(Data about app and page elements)
★ ★ ★ ★ ★
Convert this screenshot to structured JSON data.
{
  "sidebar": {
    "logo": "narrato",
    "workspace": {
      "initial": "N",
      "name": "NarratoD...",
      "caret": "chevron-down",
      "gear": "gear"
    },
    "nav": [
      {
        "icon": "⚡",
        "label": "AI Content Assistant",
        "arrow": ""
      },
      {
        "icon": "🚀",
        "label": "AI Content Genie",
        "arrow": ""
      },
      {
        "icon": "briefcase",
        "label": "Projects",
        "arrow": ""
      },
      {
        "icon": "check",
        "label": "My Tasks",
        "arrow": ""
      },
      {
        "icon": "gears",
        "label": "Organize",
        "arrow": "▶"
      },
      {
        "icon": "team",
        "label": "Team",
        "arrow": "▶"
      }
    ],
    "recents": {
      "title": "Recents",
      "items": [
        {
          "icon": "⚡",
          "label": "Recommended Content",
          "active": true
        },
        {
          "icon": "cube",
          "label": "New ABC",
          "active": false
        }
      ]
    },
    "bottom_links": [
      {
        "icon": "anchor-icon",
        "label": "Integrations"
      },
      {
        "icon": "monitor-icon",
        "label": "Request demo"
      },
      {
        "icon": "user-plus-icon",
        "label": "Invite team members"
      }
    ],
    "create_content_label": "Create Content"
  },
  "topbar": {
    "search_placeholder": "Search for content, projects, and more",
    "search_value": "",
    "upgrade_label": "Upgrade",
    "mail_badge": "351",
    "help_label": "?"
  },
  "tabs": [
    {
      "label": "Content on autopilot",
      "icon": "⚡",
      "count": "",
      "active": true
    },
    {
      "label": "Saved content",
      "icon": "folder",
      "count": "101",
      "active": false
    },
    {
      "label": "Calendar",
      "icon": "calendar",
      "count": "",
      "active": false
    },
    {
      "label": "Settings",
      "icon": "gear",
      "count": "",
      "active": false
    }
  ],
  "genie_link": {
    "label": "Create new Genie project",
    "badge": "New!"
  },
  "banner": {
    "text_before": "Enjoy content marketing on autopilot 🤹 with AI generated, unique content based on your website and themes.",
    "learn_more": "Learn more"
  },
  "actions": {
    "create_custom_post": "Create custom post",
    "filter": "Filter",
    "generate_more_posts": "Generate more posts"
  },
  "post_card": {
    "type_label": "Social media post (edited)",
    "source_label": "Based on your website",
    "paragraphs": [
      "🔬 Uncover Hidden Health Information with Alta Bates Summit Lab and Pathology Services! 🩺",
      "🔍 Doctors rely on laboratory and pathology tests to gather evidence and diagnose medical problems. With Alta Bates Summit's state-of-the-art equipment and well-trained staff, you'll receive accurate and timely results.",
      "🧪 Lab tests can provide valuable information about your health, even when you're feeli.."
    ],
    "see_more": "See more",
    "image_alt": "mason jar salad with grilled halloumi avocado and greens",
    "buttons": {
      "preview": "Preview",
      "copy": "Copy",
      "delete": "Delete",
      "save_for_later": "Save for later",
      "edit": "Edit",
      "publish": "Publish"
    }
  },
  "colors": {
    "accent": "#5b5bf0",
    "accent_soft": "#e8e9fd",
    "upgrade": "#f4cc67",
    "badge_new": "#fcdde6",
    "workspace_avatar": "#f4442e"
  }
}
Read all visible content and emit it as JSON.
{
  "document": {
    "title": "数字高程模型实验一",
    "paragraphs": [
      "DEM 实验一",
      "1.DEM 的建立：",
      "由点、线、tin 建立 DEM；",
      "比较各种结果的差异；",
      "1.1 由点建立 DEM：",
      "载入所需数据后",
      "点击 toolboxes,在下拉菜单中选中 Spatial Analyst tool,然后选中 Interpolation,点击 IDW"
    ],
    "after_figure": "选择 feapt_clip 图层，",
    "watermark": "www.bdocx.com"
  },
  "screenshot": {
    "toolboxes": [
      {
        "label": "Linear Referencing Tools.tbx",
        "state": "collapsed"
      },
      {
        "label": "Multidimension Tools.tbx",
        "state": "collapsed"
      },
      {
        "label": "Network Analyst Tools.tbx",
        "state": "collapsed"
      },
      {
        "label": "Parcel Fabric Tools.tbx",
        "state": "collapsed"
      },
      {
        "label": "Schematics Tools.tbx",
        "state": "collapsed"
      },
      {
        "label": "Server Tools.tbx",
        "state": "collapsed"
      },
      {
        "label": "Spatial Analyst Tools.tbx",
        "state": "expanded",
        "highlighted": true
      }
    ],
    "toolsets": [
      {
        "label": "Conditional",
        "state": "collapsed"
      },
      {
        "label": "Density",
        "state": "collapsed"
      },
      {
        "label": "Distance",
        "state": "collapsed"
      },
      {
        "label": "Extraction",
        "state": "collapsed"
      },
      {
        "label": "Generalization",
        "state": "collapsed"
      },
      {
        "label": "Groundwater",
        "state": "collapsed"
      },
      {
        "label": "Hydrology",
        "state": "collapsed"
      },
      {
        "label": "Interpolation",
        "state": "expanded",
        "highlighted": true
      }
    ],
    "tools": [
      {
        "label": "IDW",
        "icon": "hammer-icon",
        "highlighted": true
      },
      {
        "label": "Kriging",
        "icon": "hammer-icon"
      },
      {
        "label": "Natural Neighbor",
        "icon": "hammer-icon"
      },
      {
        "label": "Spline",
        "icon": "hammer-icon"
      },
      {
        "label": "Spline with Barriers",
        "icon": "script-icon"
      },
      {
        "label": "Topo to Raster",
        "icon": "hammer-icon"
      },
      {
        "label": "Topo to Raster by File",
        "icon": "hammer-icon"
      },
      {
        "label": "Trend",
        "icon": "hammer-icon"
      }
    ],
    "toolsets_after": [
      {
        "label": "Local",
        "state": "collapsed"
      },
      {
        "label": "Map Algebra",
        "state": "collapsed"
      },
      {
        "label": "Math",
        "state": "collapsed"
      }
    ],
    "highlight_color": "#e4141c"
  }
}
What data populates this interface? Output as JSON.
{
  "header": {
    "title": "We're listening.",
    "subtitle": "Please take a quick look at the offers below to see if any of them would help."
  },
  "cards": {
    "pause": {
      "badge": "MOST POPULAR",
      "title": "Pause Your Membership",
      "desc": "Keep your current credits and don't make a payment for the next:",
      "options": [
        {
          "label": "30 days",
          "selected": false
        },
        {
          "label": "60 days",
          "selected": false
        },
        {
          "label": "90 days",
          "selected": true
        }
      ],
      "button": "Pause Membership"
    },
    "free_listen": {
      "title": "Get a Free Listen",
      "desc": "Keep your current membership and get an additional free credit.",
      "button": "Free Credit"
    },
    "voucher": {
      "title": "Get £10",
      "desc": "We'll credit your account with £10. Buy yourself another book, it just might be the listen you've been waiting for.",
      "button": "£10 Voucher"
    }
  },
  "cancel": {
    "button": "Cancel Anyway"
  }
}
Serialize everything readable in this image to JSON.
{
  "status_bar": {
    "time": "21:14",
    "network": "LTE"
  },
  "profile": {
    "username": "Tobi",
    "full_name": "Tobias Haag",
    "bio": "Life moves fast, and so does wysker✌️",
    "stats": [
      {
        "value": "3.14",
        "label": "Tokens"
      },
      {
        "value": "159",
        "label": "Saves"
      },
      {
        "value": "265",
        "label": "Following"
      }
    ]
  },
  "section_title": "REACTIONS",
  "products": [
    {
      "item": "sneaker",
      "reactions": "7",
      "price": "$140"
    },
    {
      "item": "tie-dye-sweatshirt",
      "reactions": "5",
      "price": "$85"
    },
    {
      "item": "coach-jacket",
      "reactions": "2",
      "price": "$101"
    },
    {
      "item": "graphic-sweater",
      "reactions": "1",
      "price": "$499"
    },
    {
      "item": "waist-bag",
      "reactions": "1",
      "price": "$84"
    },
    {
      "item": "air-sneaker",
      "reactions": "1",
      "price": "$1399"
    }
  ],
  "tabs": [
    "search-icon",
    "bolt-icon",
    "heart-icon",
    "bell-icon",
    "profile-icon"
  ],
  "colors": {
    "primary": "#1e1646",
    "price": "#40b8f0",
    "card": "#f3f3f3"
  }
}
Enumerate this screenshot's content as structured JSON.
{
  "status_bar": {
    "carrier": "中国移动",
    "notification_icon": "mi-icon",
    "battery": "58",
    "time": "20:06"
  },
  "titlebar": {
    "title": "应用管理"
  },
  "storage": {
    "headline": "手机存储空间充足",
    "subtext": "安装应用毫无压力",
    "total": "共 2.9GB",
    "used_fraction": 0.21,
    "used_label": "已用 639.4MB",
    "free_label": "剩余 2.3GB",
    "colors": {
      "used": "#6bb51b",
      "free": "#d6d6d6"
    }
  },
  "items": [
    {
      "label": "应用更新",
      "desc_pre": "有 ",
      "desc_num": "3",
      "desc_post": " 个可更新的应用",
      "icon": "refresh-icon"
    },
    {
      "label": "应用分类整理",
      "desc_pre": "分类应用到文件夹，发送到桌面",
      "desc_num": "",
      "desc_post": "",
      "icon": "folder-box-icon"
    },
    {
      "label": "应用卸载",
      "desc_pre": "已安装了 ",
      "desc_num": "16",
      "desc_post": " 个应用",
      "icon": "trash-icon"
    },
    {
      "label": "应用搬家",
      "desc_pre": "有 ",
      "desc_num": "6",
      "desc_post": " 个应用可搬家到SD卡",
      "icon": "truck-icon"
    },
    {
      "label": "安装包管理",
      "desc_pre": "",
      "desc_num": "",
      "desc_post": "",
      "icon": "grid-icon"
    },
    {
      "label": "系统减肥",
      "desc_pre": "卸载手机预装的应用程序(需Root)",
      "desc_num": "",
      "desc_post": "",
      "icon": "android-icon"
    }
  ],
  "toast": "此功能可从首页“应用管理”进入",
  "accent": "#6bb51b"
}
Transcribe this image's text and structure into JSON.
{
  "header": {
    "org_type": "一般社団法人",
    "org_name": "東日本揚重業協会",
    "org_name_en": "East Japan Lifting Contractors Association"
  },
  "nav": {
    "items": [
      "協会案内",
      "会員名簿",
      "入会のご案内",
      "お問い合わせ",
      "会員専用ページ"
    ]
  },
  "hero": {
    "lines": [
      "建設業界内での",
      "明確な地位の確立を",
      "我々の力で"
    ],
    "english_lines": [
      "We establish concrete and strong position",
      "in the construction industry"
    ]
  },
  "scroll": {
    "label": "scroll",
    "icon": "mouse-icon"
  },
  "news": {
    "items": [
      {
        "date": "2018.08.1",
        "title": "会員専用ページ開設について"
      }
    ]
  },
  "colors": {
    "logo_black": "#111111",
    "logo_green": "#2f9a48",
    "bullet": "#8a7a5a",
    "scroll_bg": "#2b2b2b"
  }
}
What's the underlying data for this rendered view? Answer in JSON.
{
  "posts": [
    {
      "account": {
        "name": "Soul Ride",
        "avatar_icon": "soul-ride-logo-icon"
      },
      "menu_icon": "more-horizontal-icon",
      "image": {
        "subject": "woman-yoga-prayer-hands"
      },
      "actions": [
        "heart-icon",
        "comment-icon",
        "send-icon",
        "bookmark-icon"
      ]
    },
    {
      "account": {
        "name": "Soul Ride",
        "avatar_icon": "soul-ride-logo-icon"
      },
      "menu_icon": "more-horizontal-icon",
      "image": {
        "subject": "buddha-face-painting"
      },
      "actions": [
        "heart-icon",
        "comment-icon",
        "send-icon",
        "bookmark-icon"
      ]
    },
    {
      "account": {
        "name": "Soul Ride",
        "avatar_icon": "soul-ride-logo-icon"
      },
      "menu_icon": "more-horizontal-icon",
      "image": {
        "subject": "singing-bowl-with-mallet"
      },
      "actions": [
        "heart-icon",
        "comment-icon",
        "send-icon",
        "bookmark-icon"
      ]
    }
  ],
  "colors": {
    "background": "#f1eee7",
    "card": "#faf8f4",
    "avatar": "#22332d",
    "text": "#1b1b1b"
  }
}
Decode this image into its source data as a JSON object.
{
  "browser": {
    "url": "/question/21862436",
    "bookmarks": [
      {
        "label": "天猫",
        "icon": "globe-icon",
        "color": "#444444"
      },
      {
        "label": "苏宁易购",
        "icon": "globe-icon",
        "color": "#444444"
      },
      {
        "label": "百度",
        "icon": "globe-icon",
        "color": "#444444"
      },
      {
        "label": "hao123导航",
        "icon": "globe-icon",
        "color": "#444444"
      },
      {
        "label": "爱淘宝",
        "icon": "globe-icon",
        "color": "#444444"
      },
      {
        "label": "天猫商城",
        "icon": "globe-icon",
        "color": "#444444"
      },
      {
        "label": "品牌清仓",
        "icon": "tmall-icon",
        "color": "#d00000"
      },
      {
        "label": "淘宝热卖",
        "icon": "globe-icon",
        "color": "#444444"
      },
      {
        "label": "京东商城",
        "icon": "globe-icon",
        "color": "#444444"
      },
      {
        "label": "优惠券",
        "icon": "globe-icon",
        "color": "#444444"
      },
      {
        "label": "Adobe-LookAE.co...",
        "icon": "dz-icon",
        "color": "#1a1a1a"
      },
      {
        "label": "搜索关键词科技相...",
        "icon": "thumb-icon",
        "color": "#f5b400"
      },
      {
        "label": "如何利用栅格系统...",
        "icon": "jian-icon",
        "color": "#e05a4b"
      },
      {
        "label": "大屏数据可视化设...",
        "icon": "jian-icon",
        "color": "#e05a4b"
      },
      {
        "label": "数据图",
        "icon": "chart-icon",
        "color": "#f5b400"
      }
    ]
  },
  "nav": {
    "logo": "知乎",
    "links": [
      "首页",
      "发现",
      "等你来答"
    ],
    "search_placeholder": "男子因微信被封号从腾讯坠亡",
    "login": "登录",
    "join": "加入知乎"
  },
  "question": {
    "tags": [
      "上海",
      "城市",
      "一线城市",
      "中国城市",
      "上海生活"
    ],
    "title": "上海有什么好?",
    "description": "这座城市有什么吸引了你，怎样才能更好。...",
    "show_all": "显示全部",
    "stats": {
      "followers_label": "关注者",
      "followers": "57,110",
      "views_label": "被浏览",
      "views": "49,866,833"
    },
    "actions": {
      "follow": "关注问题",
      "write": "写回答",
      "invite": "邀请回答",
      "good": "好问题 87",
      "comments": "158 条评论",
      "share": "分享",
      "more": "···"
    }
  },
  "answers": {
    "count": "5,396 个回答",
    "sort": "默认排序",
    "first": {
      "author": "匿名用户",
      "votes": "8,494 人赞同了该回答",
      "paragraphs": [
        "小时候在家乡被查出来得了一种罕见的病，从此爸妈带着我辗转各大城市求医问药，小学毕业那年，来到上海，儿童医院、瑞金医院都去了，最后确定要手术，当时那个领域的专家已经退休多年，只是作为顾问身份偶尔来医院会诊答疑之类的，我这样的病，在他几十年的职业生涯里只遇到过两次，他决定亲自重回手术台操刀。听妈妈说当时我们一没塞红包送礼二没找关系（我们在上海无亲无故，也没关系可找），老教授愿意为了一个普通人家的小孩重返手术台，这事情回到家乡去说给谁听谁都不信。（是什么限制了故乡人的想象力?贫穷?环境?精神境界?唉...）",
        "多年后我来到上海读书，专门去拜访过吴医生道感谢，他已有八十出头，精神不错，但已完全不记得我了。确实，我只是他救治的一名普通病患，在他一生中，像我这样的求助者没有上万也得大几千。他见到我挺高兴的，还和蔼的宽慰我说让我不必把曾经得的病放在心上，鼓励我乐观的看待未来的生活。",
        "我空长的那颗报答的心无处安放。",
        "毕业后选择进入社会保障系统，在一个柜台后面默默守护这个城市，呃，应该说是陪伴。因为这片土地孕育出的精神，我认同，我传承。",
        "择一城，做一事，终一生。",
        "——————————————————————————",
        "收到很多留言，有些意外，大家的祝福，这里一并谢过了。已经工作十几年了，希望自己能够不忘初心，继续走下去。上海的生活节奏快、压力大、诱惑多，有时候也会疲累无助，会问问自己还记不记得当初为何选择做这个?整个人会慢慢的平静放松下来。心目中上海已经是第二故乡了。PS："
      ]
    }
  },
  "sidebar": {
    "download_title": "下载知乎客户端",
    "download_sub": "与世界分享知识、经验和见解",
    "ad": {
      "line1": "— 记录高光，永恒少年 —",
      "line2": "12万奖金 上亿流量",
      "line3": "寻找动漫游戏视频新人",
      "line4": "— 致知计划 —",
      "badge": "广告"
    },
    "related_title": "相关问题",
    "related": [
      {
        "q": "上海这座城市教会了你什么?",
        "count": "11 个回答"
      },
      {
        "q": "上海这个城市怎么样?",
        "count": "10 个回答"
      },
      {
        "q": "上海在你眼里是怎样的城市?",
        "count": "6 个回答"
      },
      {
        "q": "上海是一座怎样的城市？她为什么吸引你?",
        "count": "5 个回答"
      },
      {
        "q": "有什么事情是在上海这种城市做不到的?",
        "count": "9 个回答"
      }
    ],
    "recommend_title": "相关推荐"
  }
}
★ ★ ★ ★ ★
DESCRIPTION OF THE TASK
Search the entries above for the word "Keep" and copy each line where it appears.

TASK SOLUTION
      "desc": "Keep your current credits and don't make a payment for the next:",
      "desc": "Keep your current membership and get an additional free credit.",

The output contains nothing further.